In that relatively short period of time, young people lose about 30 percent of their muscle strength, leaving them as strong as someone decades older. Meanwhile, active older people who become sedentary for a couple weeks lose about 25 percent of their strength.
The more muscle a person has, the more they will lose if they are sidelined by an injury, illness or vacation, the Danish study found.
"Our experiments reveal that inactivity affects the muscular strength in young and older men equally. Having had one leg immobilized for two weeks, young people lose up to a third of their muscular strength, while older people lose approximately one-fourth. A young man who is immobilized for two weeks loses muscular strength in his leg equivalent to aging by 40 or 50 years," researcher Andreas Vigelsoe, from the Center for Healthy Aging and the Department of Biomedical Sciences at the University of Copenhagen in Denmark, said in a university news release.
Total muscle mass normally declines with age. Young men have about two pounds more muscle mass in each leg than older men do. But, after two weeks of not moving at all the young men involved in the study lost 17 ounces of muscle, on average.
Older men, on the other hand, lost about nine ounces. However, all of the men lost physical fitness while their leg was immobilized, the study published recently in the Journal of Rehabilitation Medicine found.
"The more muscle mass you have, the more you'll lose. Which means that if you're fit and become injured, you'll most likely lose more muscle mass than someone who is unfit, over the same period of time," said Martin Gram, another researcher at the center, said in the news release.
"But even though older people lose less muscle mass and their level of fitness is reduced slightly less than in young people, the loss of muscle mass is presumably more critical for older people, because it is likely to have a greater impact on their general health and quality of life," Gram said.
After being immobilized for two weeks, the men who participated in the study trained on a bike. They worked out three to four times a week for six weeks. Although this exercise helped the men regain physical fitness, the researchers found their muscle strength didn't fully recover in that period of time.
"Unfortunately, bicycle-training is not enough for the participants to regain their original muscular strength," said Vigelsoe. "Cycling is, however, sufficient to help people regain lost muscle mass and reach their former fitness level. If you want to regain your muscular strength following a period of inactivity; you need to include weight training."

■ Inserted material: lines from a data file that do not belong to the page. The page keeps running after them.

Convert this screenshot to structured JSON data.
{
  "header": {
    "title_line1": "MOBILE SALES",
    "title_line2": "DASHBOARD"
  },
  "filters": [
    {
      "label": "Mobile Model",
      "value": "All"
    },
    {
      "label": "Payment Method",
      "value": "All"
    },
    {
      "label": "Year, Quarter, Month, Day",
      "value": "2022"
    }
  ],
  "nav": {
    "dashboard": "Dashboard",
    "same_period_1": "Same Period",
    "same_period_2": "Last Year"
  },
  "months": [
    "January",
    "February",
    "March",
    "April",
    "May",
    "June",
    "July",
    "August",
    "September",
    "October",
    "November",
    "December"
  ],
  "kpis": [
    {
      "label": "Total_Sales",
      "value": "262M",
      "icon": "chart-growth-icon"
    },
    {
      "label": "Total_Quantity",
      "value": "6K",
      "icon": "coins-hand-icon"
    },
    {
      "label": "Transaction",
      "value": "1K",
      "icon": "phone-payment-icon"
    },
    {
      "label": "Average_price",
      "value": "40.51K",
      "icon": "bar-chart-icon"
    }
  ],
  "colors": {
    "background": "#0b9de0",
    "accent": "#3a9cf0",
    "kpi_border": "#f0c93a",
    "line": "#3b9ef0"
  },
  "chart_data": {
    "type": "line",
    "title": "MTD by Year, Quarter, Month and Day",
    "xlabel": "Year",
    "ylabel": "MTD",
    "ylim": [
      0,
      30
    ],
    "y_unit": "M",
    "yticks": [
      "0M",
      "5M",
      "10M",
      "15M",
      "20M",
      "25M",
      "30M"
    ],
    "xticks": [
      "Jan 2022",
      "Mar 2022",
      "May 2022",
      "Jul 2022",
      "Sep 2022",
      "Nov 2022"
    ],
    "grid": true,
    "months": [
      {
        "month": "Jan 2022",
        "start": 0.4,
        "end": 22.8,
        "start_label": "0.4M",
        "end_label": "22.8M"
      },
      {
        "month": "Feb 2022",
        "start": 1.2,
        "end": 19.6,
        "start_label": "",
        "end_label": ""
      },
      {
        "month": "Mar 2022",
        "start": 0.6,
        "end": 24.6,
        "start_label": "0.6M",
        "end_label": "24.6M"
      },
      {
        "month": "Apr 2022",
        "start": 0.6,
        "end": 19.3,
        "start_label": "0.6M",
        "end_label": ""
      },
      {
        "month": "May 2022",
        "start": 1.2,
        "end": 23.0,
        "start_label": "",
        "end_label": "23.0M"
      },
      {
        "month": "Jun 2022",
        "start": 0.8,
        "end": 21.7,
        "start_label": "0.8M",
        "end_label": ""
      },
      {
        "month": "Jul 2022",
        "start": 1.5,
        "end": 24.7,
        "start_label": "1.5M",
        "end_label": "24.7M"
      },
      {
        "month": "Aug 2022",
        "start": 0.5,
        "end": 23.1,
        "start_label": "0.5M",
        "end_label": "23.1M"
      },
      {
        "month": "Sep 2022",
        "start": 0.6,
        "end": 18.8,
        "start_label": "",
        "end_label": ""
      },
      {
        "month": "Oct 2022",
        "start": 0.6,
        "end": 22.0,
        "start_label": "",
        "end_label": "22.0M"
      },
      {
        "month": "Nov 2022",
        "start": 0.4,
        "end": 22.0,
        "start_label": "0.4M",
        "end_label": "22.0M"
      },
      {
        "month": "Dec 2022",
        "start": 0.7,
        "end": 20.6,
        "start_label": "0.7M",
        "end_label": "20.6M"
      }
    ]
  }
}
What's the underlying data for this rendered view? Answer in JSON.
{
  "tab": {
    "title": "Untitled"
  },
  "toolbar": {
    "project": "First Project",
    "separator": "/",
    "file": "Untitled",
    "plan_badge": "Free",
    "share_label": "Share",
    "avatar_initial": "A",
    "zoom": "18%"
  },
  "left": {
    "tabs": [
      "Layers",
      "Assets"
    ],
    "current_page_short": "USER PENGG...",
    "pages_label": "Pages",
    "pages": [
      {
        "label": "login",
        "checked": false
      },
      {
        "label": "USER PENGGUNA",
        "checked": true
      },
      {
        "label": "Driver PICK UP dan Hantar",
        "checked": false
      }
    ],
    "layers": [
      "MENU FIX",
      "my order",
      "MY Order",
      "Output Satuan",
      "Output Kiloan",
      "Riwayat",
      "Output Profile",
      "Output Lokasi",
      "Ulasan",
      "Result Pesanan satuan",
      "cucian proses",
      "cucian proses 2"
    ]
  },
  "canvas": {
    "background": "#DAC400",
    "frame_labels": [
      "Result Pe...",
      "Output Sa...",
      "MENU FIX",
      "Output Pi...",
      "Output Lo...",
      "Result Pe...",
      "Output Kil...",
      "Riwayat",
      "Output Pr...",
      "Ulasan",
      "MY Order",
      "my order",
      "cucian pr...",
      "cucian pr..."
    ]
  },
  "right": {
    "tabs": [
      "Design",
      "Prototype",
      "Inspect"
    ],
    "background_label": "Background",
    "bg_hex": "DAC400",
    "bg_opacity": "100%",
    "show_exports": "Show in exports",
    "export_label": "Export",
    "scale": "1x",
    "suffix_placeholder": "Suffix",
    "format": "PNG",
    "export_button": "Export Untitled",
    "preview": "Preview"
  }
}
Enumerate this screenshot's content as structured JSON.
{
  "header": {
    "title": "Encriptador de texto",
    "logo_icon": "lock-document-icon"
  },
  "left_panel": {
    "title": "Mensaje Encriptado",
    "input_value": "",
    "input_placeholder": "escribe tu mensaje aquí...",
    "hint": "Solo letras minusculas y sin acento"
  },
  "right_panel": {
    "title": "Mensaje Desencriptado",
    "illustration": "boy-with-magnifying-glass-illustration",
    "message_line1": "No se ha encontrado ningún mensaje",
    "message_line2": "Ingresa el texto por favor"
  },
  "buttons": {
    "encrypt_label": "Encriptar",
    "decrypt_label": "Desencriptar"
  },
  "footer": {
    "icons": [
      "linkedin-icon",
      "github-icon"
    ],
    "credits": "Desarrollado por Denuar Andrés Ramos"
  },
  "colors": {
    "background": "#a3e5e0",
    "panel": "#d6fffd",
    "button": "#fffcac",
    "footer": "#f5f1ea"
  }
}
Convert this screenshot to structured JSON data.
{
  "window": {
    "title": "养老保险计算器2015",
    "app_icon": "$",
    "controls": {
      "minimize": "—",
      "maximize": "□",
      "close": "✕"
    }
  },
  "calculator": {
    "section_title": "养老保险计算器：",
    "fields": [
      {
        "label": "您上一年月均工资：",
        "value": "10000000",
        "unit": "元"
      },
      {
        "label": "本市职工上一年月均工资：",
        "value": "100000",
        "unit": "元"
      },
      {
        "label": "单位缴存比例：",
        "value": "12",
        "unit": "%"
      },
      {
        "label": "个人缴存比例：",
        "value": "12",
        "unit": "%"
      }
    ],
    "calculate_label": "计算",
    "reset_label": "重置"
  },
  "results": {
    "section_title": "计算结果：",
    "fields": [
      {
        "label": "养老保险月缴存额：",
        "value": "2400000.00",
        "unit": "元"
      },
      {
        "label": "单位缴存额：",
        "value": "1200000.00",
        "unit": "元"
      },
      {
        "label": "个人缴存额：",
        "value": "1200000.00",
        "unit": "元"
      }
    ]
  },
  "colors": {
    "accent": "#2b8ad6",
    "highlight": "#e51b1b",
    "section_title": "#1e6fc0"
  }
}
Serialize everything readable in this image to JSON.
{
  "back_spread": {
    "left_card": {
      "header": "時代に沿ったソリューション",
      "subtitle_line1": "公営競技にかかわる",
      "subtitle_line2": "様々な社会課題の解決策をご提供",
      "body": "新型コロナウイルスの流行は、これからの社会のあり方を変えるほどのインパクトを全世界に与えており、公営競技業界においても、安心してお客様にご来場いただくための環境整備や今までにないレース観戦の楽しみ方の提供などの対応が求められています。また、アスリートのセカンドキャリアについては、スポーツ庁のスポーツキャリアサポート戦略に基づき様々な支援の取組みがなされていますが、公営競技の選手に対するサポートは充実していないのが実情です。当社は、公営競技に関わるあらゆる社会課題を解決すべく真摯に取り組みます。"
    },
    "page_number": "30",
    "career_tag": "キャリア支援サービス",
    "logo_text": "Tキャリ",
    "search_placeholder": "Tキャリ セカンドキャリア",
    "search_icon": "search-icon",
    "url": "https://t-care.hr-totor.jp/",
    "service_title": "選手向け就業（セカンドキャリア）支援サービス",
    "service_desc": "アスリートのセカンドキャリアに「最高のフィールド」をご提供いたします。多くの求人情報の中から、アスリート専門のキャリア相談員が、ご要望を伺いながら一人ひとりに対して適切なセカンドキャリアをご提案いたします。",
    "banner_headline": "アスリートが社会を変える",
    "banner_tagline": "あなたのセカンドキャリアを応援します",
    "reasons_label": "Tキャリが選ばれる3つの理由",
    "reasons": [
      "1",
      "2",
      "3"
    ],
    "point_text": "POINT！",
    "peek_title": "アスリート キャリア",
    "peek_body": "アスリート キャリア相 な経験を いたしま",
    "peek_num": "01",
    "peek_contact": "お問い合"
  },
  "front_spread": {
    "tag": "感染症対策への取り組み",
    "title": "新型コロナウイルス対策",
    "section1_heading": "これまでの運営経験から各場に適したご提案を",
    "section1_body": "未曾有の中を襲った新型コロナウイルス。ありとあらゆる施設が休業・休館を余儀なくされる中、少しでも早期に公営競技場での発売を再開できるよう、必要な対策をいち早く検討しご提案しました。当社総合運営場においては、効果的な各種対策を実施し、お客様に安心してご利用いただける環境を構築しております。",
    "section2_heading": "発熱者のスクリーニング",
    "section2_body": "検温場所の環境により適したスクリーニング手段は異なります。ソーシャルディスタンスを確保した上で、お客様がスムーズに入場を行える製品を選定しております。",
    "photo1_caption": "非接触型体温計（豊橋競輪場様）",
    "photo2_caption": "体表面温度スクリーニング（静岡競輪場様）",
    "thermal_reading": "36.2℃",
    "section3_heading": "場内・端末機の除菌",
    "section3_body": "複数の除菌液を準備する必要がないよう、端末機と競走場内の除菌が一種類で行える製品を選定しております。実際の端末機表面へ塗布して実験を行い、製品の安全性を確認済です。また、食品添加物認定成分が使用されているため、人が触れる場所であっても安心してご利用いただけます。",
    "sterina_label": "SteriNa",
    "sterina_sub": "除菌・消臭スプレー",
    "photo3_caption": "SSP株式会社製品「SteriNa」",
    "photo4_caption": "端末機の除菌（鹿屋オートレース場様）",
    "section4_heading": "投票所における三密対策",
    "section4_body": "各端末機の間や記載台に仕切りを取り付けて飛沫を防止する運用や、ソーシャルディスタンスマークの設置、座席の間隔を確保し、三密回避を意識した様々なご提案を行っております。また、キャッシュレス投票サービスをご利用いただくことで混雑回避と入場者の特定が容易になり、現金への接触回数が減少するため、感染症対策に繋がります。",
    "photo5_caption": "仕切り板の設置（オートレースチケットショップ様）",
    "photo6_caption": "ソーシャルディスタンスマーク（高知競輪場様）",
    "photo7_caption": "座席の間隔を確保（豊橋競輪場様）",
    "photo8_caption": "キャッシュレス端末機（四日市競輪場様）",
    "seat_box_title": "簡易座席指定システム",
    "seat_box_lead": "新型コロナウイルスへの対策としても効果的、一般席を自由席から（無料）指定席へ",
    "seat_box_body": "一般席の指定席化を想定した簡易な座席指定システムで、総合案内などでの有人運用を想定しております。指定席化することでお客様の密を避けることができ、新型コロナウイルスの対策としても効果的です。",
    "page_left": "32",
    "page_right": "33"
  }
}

Gram said it was interesting how much muscle was lost due to inactivity, and pointed out that it takes about three times the amount of time you were inactive to get your muscle mass back.